Like Zakaria, I was disappointed in seeing that the ADL opined against the mosque/community center in lower Manhattan, and I agreed with Zakaria that the ADL leader's defense of his position was both weak and reflected the antithesis of the mission of that great organization. That Zakaria went further was even more impressive. Both his letter to the ADL, as well as his call to have the Cordoba House built, were great. That Zakaria returned both an award and an honorarium from the ADL proved to me that Zakaria someone that would put almost all of our politicians and political pundits to shame. Zakaria showed conviction in the principles that most Americans profess to believe: freedom of religion.
Out of fear and willful ignorance, too many Americans are succumbing to the very things that we rightfully loathe in lesser societies: reactionary actions against an unpopular minority, fallacious justifications for already present prejudices, and disdain for intellectual and reasonable debate. Listen to the likes of Palin and Gingrich on this issue. Note that few mention that the mosque at the center of this debate has been a part of the lower Manhattan community since 1983, and simply seek to move to a larger location in their neighborhood (and with the full support of the elected officials in New York City).

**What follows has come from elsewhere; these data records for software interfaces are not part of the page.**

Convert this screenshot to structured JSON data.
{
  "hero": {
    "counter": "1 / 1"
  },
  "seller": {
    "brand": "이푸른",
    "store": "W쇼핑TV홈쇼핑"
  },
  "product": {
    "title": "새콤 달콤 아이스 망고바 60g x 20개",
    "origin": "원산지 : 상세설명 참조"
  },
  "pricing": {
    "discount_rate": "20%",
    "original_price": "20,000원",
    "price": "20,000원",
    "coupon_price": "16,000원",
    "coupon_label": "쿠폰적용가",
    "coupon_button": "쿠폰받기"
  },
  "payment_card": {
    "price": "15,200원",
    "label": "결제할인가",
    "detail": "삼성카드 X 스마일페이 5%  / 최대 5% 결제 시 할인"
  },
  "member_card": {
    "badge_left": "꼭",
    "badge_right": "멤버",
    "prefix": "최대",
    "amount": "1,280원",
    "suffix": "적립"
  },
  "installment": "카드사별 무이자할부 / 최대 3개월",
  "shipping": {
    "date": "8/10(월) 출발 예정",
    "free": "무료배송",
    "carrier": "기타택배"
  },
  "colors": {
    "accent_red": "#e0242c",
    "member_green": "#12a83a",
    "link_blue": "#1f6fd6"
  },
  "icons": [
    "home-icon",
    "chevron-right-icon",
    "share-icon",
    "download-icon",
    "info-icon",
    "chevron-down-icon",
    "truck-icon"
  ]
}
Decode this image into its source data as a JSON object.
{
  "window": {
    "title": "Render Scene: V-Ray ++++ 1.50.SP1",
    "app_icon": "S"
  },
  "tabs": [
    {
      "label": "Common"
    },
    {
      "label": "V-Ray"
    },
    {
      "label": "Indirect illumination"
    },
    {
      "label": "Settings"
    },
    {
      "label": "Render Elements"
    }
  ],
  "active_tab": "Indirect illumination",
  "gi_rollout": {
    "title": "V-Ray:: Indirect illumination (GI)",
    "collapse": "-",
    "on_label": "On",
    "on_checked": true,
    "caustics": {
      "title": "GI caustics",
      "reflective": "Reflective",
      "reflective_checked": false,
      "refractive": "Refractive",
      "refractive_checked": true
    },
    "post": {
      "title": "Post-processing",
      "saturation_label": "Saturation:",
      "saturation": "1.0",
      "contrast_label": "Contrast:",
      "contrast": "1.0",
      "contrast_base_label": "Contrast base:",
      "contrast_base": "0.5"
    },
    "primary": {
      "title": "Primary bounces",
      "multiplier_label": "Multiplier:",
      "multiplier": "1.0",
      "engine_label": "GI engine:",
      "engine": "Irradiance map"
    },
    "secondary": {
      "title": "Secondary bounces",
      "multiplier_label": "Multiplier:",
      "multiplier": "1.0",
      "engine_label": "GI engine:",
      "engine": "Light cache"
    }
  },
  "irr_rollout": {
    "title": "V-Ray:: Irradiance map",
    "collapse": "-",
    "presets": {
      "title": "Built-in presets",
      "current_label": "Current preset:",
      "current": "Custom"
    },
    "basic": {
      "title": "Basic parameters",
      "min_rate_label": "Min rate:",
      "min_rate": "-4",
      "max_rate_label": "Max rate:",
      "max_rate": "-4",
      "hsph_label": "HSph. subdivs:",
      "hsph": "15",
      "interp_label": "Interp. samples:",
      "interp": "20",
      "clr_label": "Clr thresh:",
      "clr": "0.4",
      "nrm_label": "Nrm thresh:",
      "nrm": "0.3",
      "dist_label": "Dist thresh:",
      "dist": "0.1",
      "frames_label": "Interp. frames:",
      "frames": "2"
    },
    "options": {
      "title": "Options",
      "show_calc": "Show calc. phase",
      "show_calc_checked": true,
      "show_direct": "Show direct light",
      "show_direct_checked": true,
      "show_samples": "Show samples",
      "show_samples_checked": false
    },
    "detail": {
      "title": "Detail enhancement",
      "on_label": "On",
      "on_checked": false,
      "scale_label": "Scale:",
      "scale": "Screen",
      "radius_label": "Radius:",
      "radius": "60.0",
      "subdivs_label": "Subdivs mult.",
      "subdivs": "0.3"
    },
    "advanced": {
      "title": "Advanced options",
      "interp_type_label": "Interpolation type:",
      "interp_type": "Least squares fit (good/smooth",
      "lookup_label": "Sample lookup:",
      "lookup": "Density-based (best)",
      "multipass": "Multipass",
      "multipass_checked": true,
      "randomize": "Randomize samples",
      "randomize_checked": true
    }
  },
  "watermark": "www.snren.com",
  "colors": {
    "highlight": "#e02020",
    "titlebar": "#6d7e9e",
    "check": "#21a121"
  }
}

It seems that for Zakaria the ADL's tacit endorsement of this pitiful position was the last straw.